Credit cards have many advantages but I feel that such an easy path into debt is not prudent. In the days before credit cards, when all major household expenditure was on hire purchase – sometimes called the ‘easy plan’ – there was a greater degree of discipline since if repayments were not maintained there was a risk that the goods would be repossessed.

Using an overdraft to pay off the minimum amount required on the monthly credit card bill really is the slippery slope but I expect it is not uncommon.

I use a contactless credit card whenever the amount is less than £30. It avoids the possibility that someone could see me enter my PIN. I always ask for a receipt even if the retailer assumes that I don’t want one. The balance is payed in full every month and there is plenty of time to make sure that there are adequate funds in my current account. It works for me.

Having said that, I agree that credit cards help many people get into debt and I’m not happy that the present system allows people to sign-up for new cards when they already have debts on other cards.

I use my credit card all the time – food, fuel, small and large purchases, in shop and online, parking – purely for convenience. I keep track of my purchases, using MS Money, check against my statement and pay my monthly bill off in full each time. I think that is a good way of using a card.

It can encourage impulse purchases however, when it hurts less to use a card than to take cash out of your wallet, so they should be used responsibly particularly if on a tight budget.

I do not use contactless.

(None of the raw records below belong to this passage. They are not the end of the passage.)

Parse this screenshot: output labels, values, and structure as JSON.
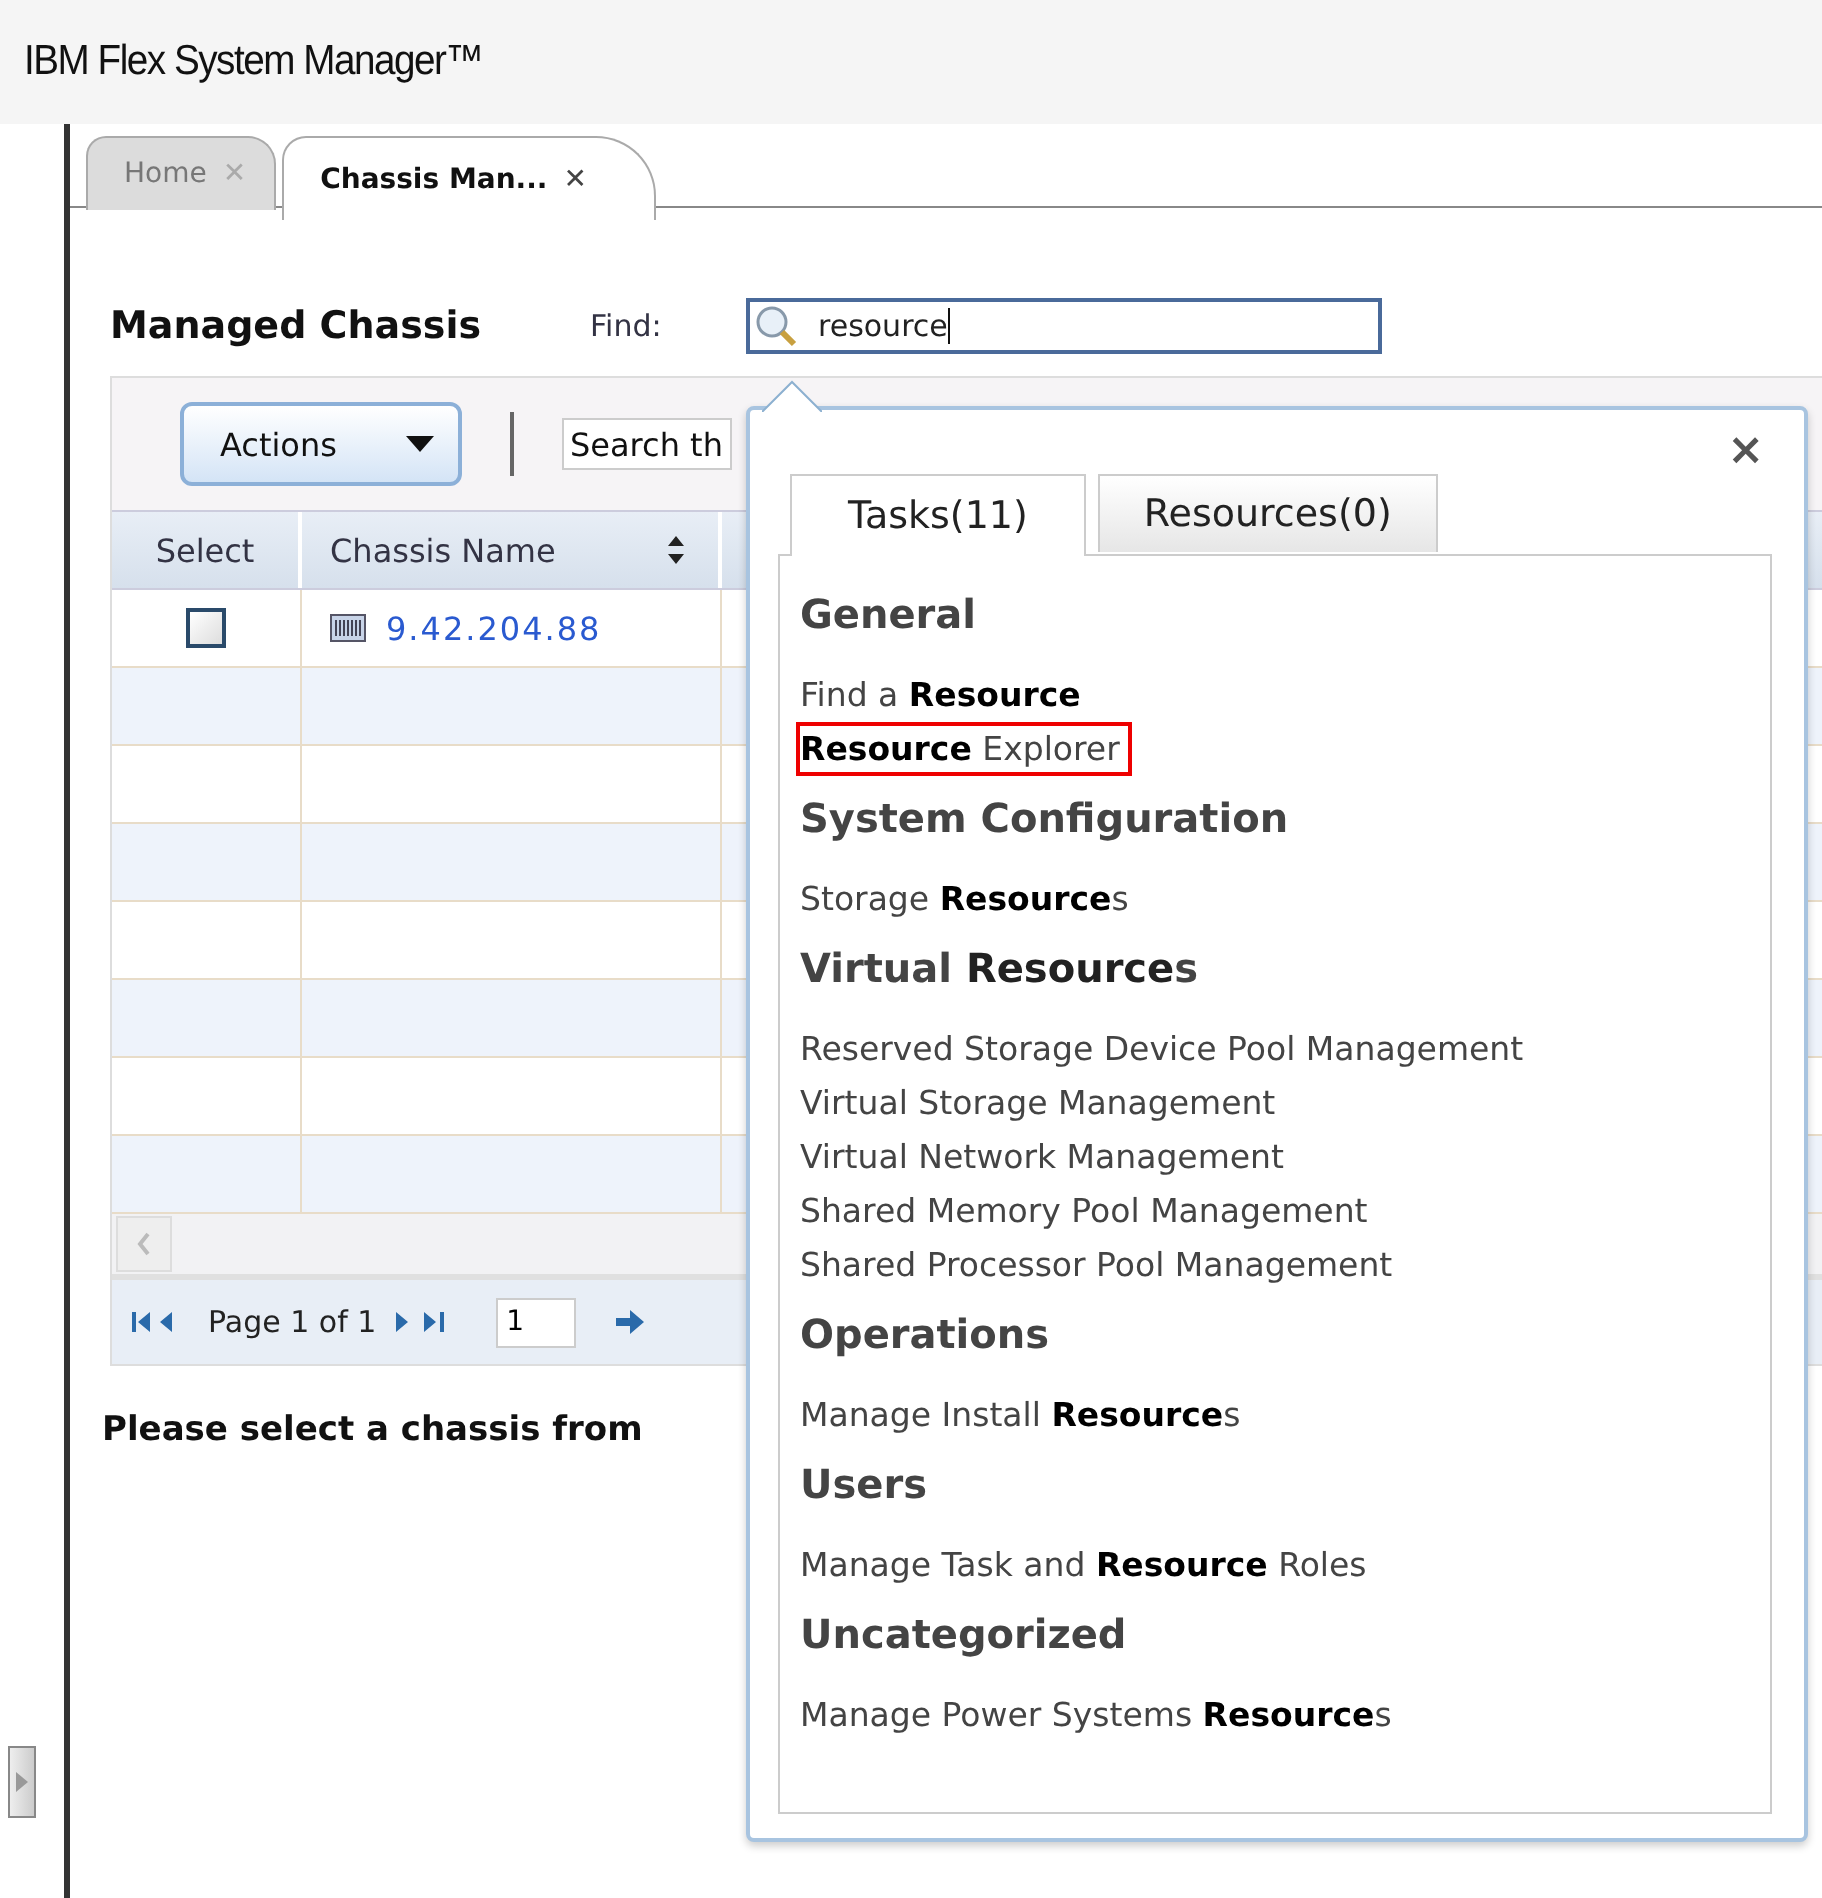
{
  "header": {
    "title": "IBM Flex System Manager™"
  },
  "tabs": [
    {
      "label": "Home",
      "close": "✕",
      "selected": false
    },
    {
      "label": "Chassis Man...",
      "close": "✕",
      "selected": true
    }
  ],
  "page": {
    "title": "Managed Chassis",
    "find_label": "Find:",
    "find": {
      "value": "resource"
    }
  },
  "toolbar": {
    "actions": "Actions",
    "search": {
      "placeholder": "Search th"
    }
  },
  "table": {
    "columns": [
      {
        "label": "Select",
        "sortable": false
      },
      {
        "label": "Chassis Name",
        "sortable": true
      }
    ],
    "rows": [
      {
        "checked": false,
        "name": "9.42.204.88"
      },
      {},
      {},
      {},
      {},
      {},
      {},
      {}
    ]
  },
  "pager": {
    "text": "Page 1 of 1",
    "page": "1"
  },
  "message": "Please select a chassis from",
  "popup": {
    "close": "×",
    "tabs": [
      {
        "label": "Tasks(11)",
        "selected": true
      },
      {
        "label": "Resources(0)",
        "selected": false
      }
    ],
    "sections": [
      {
        "title": "General",
        "items": [
          {
            "text": "Find a **Resource**",
            "selected": false
          },
          {
            "text": "**Resource** Explorer",
            "selected": true
          }
        ]
      },
      {
        "title": "System Configuration",
        "items": [
          {
            "text": "Storage **Resource**s",
            "selected": false
          }
        ]
      },
      {
        "title": "Virtual **Resource**s",
        "items": [
          {
            "text": "Reserved Storage Device Pool Management",
            "selected": false
          },
          {
            "text": "Virtual Storage Management",
            "selected": false
          },
          {
            "text": "Virtual Network Management",
            "selected": false
          },
          {
            "text": "Shared Memory Pool Management",
            "selected": false
          },
          {
            "text": "Shared Processor Pool Management",
            "selected": false
          }
        ]
      },
      {
        "title": "Operations",
        "items": [
          {
            "text": "Manage Install **Resource**s",
            "selected": false
          }
        ]
      },
      {
        "title": "Users",
        "items": [
          {
            "text": "Manage Task and **Resource** Roles",
            "selected": false
          }
        ]
      },
      {
        "title": "Uncategorized",
        "items": [
          {
            "text": "Manage Power Systems **Resource**s",
            "selected": false
          }
        ]
      }
    ]
  }
}
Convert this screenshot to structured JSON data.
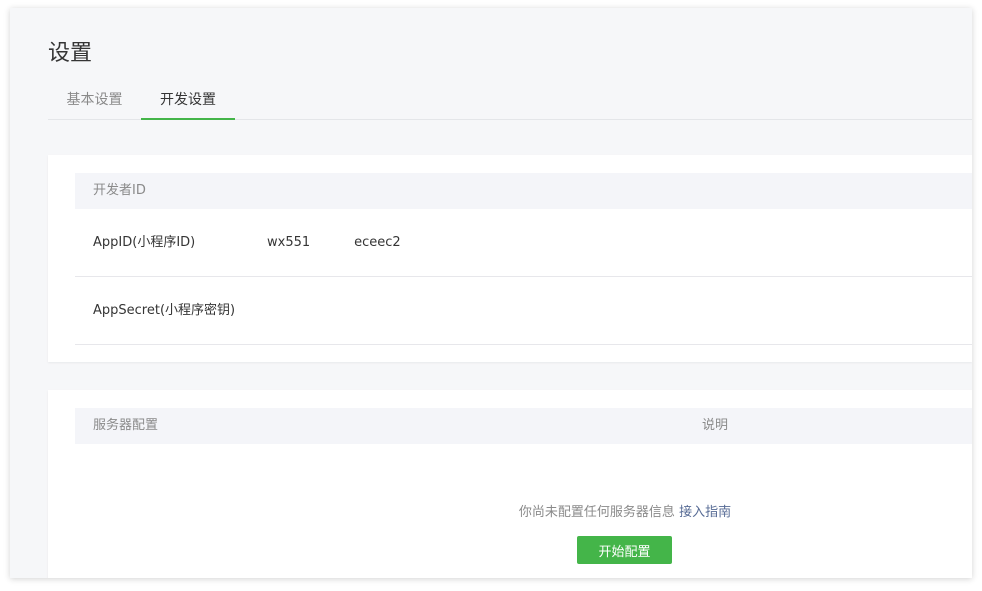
{
  "page": {
    "title": "设置"
  },
  "tabs": [
    {
      "label": "基本设置",
      "active": false
    },
    {
      "label": "开发设置",
      "active": true
    }
  ],
  "developer_id": {
    "header": "开发者ID",
    "rows": [
      {
        "label": "AppID(小程序ID)",
        "value_start": "wx551",
        "value_end": "eceec2"
      },
      {
        "label": "AppSecret(小程序密钥)",
        "value": ""
      }
    ]
  },
  "server_config": {
    "header": "服务器配置",
    "desc_header": "说明",
    "empty_text": "你尚未配置任何服务器信息",
    "guide_link": "接入指南",
    "start_button": "开始配置"
  },
  "colors": {
    "accent": "#44b549",
    "link": "#576b95",
    "text_primary": "#353535",
    "text_secondary": "#8a8a8a"
  }
}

I’ve never had a PIN problem in all the years they have existed, but, as with an ATM and bank card, I don’t make it public.

David wrote: “Even though I pay it off every month, I use a credit card for everything I buy because of the additional consumer protection it gives me. Is that irresponsible of me to ‘borrow’ that money in the first place?”

I don’t see this as irresponsible, especially if you always pay off your credit card every month. It’s always possible to overpay and build up a credit balance.

In the days before my credit card company would allow me to pay by direct debit, I overpaid before I went away on holiday in the summer so that there was enough credit to clear my account when the next bill was due.

“https://www.which.co.uk/news/2020/02/tsb-to-offer-small-short-term-loans-as-an-alternative-to-overdrafts/”. An overdraft should be used as a short term buffer, not long term debt, particularly with interest rates approaching 50%. A personal loan from a reputable source is a much better option. There are no details of TSB’s small (£1000) loans but presumably they will aim to be competitive. Nationwide, for example, offer a £1000 12 mth loan at 13.9%, costing just over £72 in interest charges. However, I expect those applying will need to be approved by the bank – to be assured that the borrower has the means to repay, in both their interests.

Metro Bank will offer a variable overdraft rate of 34% from 25 April, making it cheaper than most high street banks. This is bad news for Metro Bank customers, as it means both arranged and unarranged overdrafts will be 19% more expensive than they are now. However, if it prompts other banks to match Metro Bank’s rate it could be good news for people who use overdrafts elsewhere. Here, Which? looks at why Metro Bank has pitched its rates at 34%, how likely it is that other banks will match this, and what the other big banks are currently proposing to charge from April.

Read more: https://www.which.co.uk/news/2020/02/metro-bank-announces-new-overdraft-rate-how-does-it-compare/ – Which?

The unintended but expected consequence of the change in overdraft rules continues.

“Cheaper” at 34%? Good news? I’m not sure.

I think my Bank will be charging either 35% or 39%, I cannot remember which.

I am assuming that the existing overdraft rate with Metro Bank is 15% but the article didn’t make that clear. I wish Which? would adopt the convention when discussing interest rates and percentages generally that a rate of 34% compared with 15% is a 19 pp increase [percentage points] not a 19% increase. The increase is actually over 125%.

Agreed, John. Or simply tell us the rate has more than doubled.

My bank will be charging me nothing and I intend to keep it that way.

Me too 🙂